- [What the task requires] Reprint the entries without altering anything.

==== Records for the exercise ====

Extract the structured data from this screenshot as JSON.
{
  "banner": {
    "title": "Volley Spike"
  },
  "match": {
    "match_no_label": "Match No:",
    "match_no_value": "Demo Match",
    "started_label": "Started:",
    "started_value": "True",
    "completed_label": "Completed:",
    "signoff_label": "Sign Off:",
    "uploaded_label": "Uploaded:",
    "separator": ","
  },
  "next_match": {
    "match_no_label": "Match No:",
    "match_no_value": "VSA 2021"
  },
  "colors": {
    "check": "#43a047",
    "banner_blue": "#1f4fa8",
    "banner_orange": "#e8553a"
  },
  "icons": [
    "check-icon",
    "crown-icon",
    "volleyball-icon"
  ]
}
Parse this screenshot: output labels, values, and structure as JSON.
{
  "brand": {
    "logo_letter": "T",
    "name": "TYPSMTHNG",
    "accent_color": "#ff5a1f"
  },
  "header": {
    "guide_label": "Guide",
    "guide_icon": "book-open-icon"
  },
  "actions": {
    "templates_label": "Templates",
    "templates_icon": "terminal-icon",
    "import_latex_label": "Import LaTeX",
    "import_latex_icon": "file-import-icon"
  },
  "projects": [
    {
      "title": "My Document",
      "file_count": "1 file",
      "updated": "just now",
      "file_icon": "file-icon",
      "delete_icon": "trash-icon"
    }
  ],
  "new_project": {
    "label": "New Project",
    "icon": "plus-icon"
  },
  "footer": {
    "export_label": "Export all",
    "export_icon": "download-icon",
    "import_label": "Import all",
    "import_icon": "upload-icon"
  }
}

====

- [Response]
Extract the structured data from this screenshot as JSON.
{
  "banner": {
    "title": "Volley Spike"
  },
  "match": {
    "match_no_label": "Match No:",
    "match_no_value": "Demo Match",
    "started_label": "Started:",
    "started_value": "True",
    "completed_label": "Completed:",
    "signoff_label": "Sign Off:",
    "uploaded_label": "Uploaded:",
    "separator": ","
  },
  "next_match": {
    "match_no_label": "Match No:",
    "match_no_value": "VSA 2021"
  },
  "colors": {
    "check": "#43a047",
    "banner_blue": "#1f4fa8",
    "banner_orange": "#e8553a"
  },
  "icons": [
    "check-icon",
    "crown-icon",
    "volleyball-icon"
  ]
}
Parse this screenshot: output labels, values, and structure as JSON.
{
  "brand": {
    "logo_letter": "T",
    "name": "TYPSMTHNG",
    "accent_color": "#ff5a1f"
  },
  "header": {
    "guide_label": "Guide",
    "guide_icon": "book-open-icon"
  },
  "actions": {
    "templates_label": "Templates",
    "templates_icon": "terminal-icon",
    "import_latex_label": "Import LaTeX",
    "import_latex_icon": "file-import-icon"
  },
  "projects": [
    {
      "title": "My Document",
      "file_count": "1 file",
      "updated": "just now",
      "file_icon": "file-icon",
      "delete_icon": "trash-icon"
    }
  ],
  "new_project": {
    "label": "New Project",
    "icon": "plus-icon"
  },
  "footer": {
    "export_label": "Export all",
    "export_icon": "download-icon",
    "import_label": "Import all",
    "import_icon": "upload-icon"
  }
}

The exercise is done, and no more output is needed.